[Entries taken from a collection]
-------

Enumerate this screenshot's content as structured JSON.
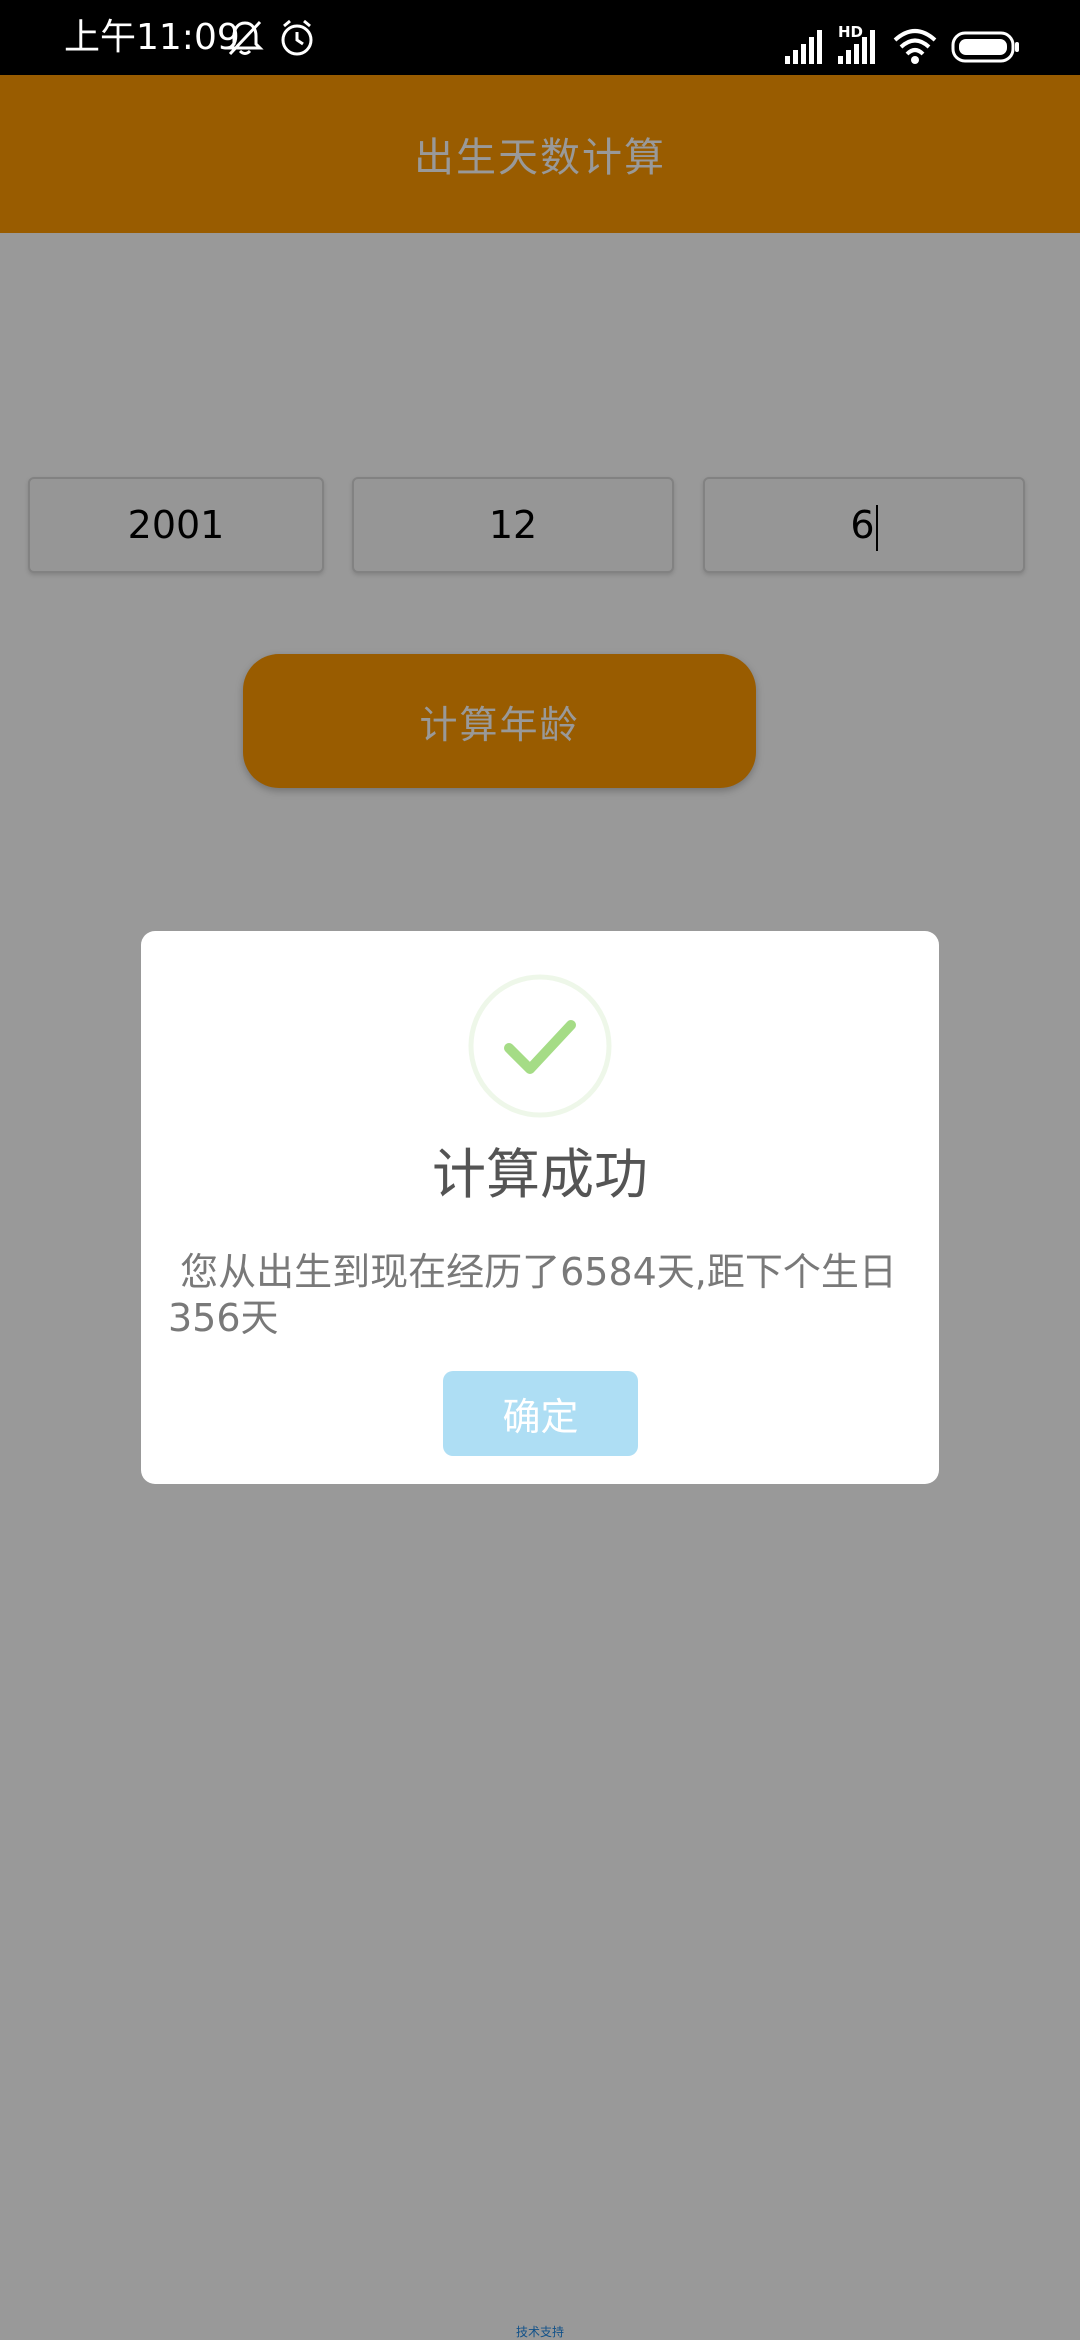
{
  "status_bar": {
    "time": "上午11:09",
    "icons": [
      "bell-muted-icon",
      "alarm-icon",
      "signal-icon",
      "signal-hd-icon",
      "wifi-icon",
      "battery-icon"
    ],
    "hd_label": "HD"
  },
  "header": {
    "title": "出生天数计算",
    "color": "#FF9900"
  },
  "form": {
    "year_value": "2001",
    "month_value": "12",
    "day_value": "6",
    "calc_button_label": "计算年龄"
  },
  "dialog": {
    "icon": "success-check-icon",
    "title": "计算成功",
    "message": " 您从出生到现在经历了6584天,距下个生日356天",
    "confirm_label": "确定",
    "confirm_color": "#AEDEF4",
    "check_color": "#A5DC86"
  },
  "footer": {
    "link_text": "技术支持"
  }
}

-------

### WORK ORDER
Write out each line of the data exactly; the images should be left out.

### EXPECTED ANSWER
Enumerate this screenshot's content as structured JSON.
{
  "status_bar": {
    "time": "上午11:09",
    "icons": [
      "bell-muted-icon",
      "alarm-icon",
      "signal-icon",
      "signal-hd-icon",
      "wifi-icon",
      "battery-icon"
    ],
    "hd_label": "HD"
  },
  "header": {
    "title": "出生天数计算",
    "color": "#FF9900"
  },
  "form": {
    "year_value": "2001",
    "month_value": "12",
    "day_value": "6",
    "calc_button_label": "计算年龄"
  },
  "dialog": {
    "icon": "success-check-icon",
    "title": "计算成功",
    "message": " 您从出生到现在经历了6584天,距下个生日356天",
    "confirm_label": "确定",
    "confirm_color": "#AEDEF4",
    "check_color": "#A5DC86"
  },
  "footer": {
    "link_text": "技术支持"
  }
}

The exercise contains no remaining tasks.